If you and your spouse are ending your marriage, you face either a contested or uncontested divorce.
Either way, the subject of alimony may come into play. When deciding on an alimony award, the court will consider several factors. A recent change in the tax law will also affect both the payor and the payee.
Type of divorce
You and your spouse may not be able to agree on the major points of divorce, such as property division or child custody. If this is the case, you face a contested divorce, and a judge will determine the terms of your divorce decree. On the other hand, if the two of you feel you can work out a settlement agreement, you are looking at an uncontested divorce, which will save you a good deal of time and money.
In the Commonwealth of Virginia, the court will award alimony or spousal support only when necessary. Usually, a judge will approve the award if the divorce comes after a long marriage, if there is a significant gap in income levels between the parties, or if one spouse has a disability or is not employed.
About the 2018 tax bill
The federal tax bill that became effective on January 1, 2019, affects alimony. Formerly, the recipient had to pay tax on the full amount while the payor could deduct it. The new law reversed that situation. Now the payee does not have to pay taxes on the amount received, and the alimony amount is no longer tax deductible for the payor.
A look ahead

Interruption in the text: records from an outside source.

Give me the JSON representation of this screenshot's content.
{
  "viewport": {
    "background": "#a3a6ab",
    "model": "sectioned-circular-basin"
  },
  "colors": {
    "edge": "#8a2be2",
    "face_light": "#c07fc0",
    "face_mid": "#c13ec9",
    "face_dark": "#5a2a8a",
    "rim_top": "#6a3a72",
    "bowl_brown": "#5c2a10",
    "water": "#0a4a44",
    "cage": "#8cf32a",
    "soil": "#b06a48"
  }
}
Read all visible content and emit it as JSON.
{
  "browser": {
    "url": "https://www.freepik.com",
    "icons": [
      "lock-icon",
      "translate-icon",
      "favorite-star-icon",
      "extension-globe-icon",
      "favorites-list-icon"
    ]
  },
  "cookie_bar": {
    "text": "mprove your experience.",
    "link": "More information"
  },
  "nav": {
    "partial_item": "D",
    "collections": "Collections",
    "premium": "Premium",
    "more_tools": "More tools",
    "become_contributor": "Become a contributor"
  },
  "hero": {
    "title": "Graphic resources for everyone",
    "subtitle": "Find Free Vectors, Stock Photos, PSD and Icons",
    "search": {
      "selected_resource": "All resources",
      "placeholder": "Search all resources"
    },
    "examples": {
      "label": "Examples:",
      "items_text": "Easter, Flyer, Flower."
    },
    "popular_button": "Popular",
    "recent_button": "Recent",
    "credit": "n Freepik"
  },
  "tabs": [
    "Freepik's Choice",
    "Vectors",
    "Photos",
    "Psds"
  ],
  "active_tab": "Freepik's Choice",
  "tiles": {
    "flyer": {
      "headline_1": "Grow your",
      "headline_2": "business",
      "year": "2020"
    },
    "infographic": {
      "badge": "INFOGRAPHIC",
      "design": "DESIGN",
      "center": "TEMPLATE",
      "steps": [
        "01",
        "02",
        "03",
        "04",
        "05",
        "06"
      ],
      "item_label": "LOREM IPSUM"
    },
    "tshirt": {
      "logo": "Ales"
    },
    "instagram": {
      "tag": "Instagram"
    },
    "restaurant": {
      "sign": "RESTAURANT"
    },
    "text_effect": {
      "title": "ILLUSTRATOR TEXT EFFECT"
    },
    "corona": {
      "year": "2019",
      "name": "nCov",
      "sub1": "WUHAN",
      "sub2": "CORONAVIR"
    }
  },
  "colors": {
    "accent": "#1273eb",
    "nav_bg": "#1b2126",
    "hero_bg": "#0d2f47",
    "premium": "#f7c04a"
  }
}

Once you have decided to end your marriage, the next step is to gain an understanding of Virginia laws as they pertain to divorce and matters such as alimony and the associated tax implications.